(Dataset rows describing interfaces)
┌──
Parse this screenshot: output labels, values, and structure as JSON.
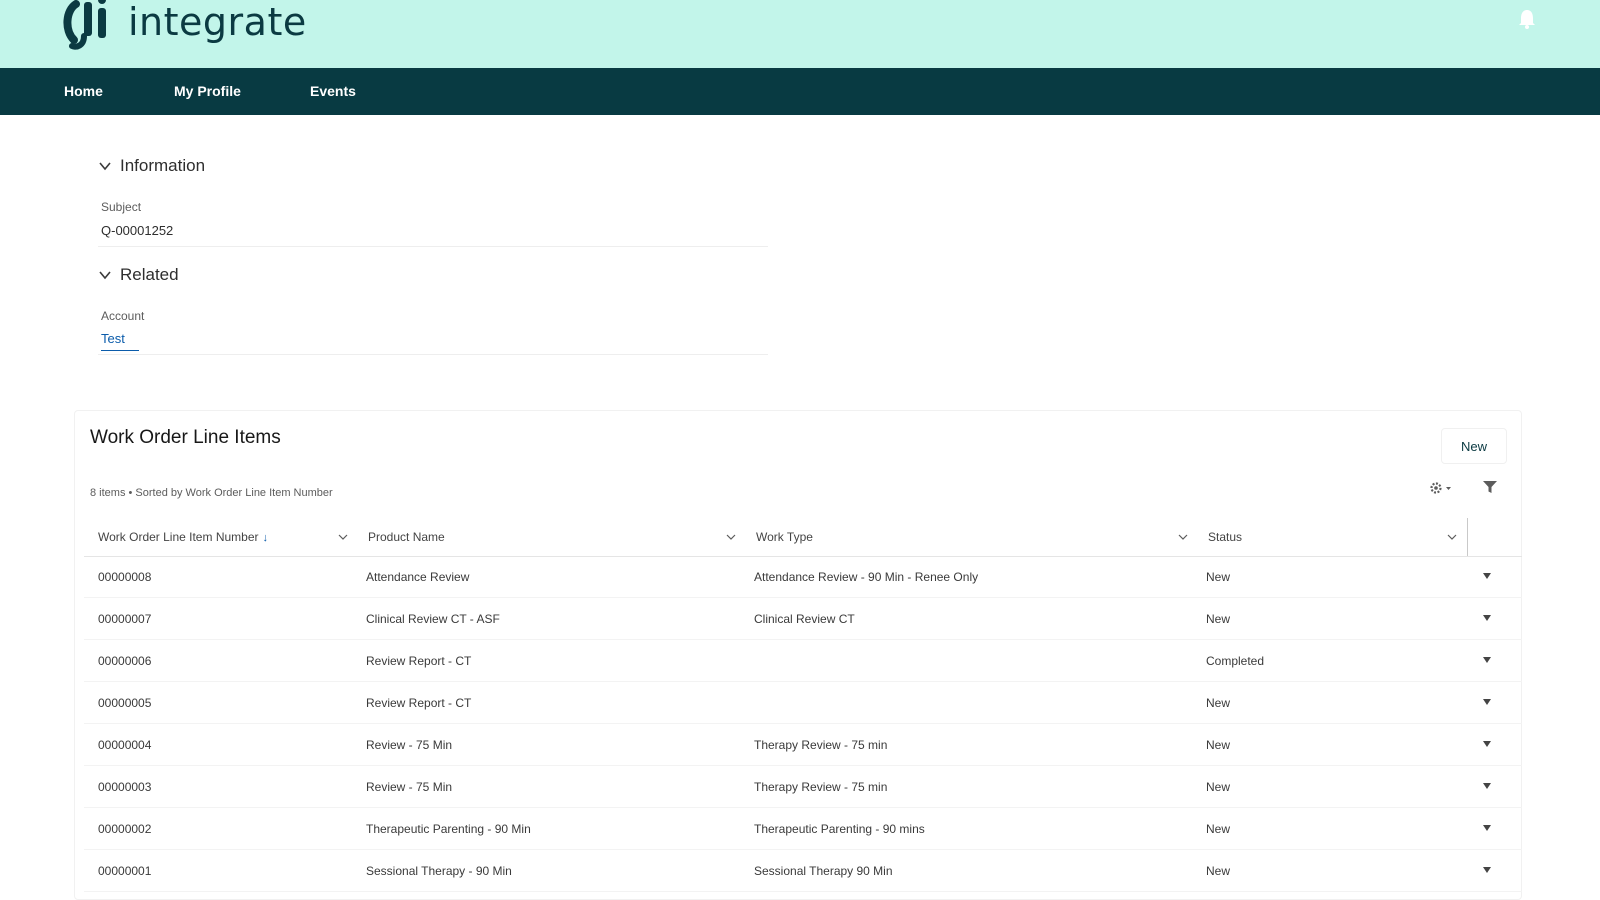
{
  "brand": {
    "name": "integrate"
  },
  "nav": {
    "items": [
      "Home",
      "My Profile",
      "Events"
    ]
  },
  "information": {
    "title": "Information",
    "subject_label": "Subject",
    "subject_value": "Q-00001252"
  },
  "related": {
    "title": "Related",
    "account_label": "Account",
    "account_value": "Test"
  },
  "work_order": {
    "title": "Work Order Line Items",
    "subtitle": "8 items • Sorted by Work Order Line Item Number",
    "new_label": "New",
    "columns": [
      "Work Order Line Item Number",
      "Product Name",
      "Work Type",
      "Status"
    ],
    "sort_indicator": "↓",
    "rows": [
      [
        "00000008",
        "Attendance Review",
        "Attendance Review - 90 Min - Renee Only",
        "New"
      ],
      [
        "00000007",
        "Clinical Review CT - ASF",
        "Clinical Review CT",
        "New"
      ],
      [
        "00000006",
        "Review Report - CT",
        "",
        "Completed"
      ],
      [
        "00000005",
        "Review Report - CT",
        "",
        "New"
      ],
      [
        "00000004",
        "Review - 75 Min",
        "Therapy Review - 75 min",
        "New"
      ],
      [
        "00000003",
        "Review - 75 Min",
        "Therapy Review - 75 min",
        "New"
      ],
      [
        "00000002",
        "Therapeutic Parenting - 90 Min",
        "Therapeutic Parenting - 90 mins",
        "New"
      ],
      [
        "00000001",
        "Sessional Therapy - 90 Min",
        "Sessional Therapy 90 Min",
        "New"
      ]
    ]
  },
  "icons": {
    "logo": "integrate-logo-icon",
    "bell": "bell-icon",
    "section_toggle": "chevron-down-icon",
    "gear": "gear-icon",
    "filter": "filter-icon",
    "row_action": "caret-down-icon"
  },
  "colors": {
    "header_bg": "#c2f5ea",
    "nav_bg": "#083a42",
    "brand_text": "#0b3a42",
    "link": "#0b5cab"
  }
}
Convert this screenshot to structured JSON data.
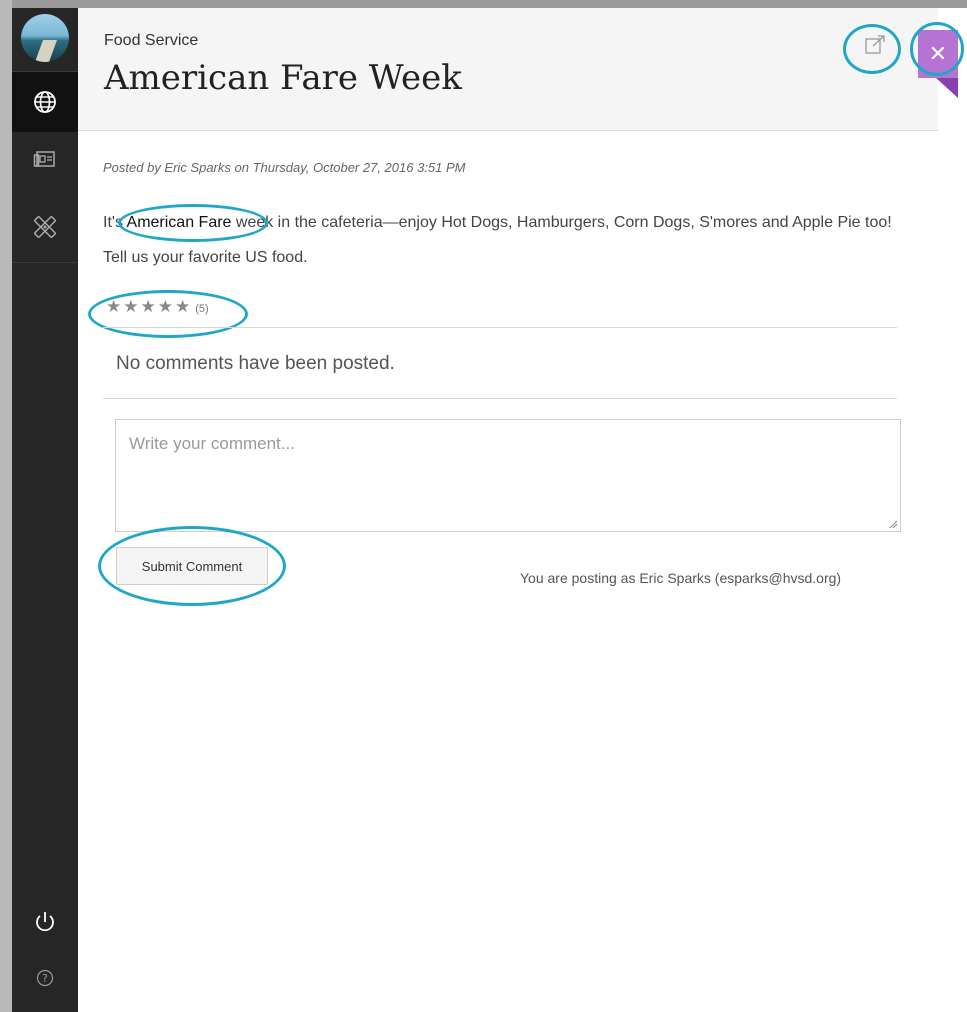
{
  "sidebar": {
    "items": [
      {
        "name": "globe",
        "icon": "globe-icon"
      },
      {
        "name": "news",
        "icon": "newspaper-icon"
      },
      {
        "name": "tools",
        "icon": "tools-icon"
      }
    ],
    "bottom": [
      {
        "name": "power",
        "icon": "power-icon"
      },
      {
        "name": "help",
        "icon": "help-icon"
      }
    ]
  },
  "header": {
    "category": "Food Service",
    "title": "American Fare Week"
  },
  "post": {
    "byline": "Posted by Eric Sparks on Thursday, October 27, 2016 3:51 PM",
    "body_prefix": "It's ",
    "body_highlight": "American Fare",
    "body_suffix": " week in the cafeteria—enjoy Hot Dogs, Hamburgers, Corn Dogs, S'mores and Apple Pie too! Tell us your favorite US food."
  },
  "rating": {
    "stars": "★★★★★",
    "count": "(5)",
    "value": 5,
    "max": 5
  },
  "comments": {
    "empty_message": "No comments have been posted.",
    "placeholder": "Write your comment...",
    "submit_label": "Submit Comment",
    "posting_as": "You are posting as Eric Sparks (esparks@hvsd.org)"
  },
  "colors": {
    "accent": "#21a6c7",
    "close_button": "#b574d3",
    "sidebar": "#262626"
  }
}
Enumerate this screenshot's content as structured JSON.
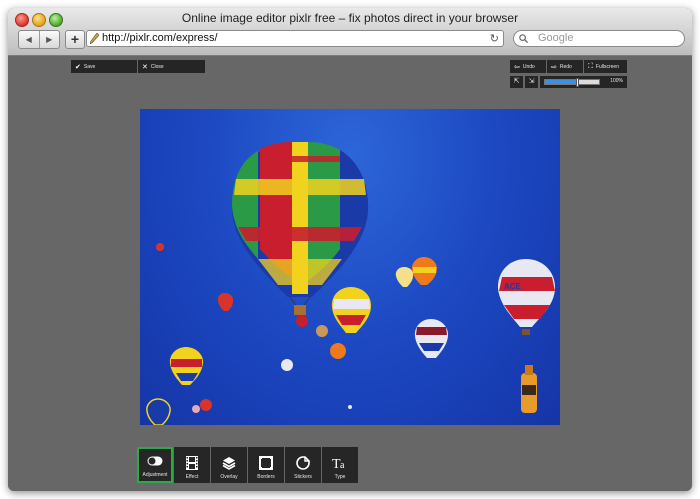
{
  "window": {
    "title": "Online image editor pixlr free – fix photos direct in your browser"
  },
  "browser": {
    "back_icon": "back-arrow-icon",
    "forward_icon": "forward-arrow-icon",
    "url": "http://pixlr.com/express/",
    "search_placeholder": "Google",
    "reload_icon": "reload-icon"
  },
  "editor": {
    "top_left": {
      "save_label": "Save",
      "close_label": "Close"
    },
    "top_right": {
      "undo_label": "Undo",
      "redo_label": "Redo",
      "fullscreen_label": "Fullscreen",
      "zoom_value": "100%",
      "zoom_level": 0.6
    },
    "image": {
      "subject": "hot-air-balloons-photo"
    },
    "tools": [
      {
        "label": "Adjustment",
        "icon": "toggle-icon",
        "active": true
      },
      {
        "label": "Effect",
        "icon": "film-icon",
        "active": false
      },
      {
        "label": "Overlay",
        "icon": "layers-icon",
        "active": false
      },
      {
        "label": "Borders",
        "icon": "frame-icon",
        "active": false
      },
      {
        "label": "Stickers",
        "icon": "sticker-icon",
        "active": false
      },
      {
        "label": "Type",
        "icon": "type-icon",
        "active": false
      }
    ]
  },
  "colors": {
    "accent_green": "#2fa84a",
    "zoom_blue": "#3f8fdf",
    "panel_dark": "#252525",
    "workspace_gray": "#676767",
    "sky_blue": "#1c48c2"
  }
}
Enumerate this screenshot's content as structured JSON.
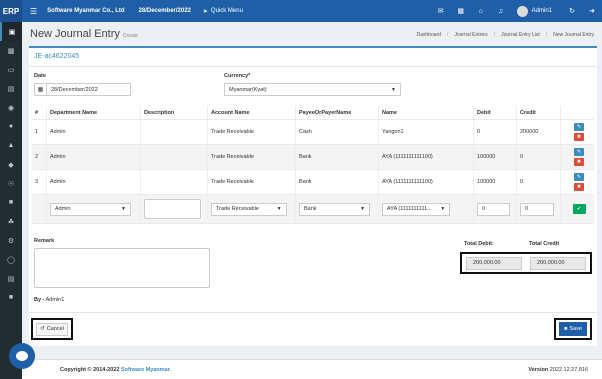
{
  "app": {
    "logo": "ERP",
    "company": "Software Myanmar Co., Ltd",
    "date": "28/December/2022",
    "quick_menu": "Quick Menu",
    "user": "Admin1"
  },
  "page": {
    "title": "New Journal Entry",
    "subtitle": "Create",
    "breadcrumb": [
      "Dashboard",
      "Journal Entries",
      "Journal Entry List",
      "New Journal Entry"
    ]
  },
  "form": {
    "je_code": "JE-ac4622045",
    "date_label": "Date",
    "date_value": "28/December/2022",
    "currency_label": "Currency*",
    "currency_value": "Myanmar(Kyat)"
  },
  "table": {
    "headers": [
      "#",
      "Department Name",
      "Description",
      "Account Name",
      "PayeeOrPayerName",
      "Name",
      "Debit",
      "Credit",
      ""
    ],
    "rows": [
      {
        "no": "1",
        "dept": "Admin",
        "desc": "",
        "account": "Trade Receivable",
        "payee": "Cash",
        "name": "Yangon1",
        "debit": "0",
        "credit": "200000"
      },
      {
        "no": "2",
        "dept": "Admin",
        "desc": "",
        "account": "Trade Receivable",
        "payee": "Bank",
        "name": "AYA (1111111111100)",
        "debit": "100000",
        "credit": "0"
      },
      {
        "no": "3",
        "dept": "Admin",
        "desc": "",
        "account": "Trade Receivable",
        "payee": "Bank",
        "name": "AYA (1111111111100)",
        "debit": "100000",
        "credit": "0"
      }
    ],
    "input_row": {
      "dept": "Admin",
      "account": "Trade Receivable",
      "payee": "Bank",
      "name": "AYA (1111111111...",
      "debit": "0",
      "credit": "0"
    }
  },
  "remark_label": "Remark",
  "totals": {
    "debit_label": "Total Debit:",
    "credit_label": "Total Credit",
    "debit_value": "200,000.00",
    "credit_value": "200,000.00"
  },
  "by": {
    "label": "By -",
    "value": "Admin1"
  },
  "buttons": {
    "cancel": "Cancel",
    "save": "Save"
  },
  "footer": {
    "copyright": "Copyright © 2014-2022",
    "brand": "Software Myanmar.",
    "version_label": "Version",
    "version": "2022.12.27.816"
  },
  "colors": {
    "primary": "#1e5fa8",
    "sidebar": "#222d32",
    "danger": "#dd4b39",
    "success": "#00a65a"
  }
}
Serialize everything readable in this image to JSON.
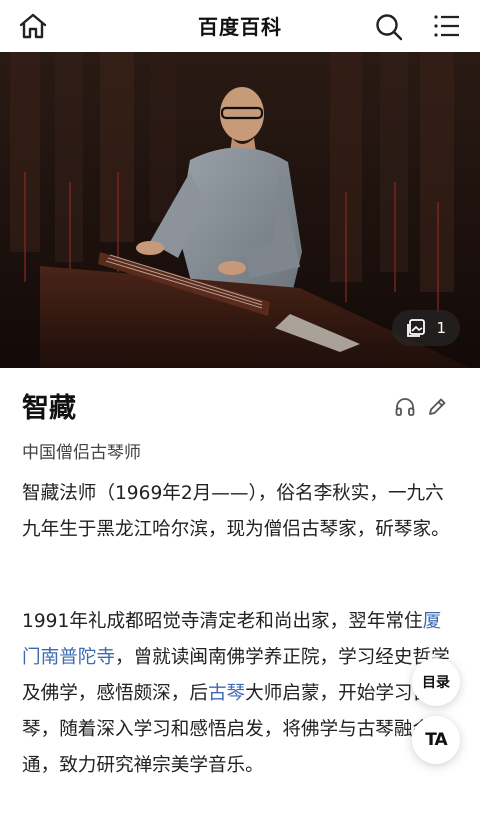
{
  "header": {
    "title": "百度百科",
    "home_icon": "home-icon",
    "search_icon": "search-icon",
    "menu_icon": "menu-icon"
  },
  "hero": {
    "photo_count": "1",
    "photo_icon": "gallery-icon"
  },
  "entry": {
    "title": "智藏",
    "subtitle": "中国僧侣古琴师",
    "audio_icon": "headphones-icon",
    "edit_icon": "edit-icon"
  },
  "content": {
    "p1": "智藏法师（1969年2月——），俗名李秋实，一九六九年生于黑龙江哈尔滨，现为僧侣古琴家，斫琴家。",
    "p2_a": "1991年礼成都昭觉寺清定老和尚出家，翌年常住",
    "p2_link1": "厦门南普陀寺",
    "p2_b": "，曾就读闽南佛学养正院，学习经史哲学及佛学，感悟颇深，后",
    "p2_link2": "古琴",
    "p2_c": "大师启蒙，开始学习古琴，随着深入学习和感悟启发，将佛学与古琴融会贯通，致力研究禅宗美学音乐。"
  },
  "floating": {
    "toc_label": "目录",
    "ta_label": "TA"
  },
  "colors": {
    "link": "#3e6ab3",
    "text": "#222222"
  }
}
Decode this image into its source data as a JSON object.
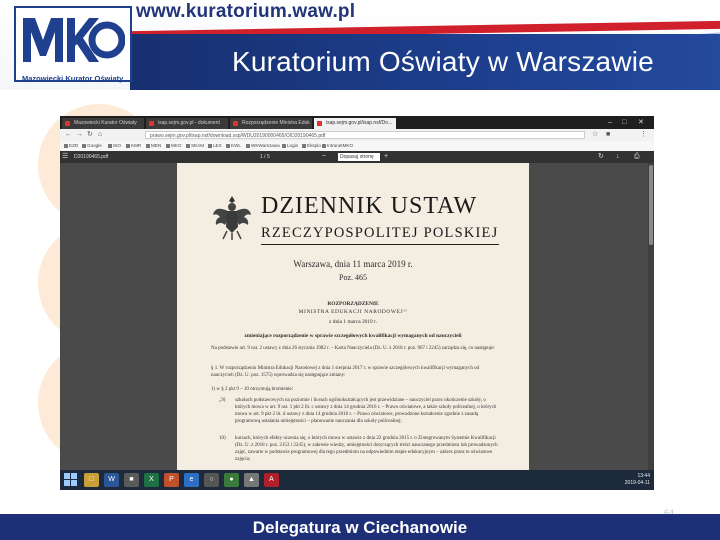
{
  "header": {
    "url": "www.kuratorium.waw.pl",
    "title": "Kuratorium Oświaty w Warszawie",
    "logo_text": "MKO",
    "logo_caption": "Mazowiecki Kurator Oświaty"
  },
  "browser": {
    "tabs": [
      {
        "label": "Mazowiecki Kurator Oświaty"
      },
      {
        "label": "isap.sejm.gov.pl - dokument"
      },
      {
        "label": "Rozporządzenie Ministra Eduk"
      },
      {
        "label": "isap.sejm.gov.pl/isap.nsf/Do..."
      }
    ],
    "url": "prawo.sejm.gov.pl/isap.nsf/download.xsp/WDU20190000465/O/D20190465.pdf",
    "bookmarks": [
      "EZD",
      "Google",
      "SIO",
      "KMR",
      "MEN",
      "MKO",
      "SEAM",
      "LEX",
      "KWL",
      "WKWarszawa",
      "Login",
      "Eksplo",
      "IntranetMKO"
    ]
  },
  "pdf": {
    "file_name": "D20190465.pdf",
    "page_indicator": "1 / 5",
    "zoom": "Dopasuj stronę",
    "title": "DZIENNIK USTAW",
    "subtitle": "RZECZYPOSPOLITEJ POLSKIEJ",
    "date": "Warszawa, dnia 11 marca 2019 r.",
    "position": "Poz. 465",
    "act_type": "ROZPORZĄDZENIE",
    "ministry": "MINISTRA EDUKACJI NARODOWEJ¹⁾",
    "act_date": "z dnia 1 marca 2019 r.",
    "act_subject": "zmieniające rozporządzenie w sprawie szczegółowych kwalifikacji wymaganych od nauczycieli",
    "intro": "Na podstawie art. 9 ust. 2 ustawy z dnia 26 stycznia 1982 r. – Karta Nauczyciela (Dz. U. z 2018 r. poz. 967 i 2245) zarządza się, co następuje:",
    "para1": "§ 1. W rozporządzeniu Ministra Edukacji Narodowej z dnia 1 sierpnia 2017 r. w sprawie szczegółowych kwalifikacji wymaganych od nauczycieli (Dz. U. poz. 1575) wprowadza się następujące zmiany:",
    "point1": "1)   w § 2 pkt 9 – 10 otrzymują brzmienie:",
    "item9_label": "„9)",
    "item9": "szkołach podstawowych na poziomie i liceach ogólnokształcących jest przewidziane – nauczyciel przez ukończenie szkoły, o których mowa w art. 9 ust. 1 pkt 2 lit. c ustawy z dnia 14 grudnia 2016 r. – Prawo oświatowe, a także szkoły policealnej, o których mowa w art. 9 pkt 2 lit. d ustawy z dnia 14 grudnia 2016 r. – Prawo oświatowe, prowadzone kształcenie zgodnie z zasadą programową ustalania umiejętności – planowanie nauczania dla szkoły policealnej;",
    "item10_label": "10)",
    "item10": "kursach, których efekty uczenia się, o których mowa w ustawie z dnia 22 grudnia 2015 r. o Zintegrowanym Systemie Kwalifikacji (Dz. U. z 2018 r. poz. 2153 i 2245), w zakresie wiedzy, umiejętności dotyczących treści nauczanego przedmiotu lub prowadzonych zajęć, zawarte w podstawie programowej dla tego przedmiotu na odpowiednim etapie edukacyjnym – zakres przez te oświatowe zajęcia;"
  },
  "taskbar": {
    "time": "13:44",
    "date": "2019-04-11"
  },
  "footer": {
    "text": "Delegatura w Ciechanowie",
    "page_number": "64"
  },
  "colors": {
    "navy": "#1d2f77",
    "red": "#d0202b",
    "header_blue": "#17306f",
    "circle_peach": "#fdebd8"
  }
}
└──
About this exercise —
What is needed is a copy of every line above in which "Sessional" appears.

Task solution —
        "Sessional Therapy - 90 Min",
        "Sessional Therapy 90 Min",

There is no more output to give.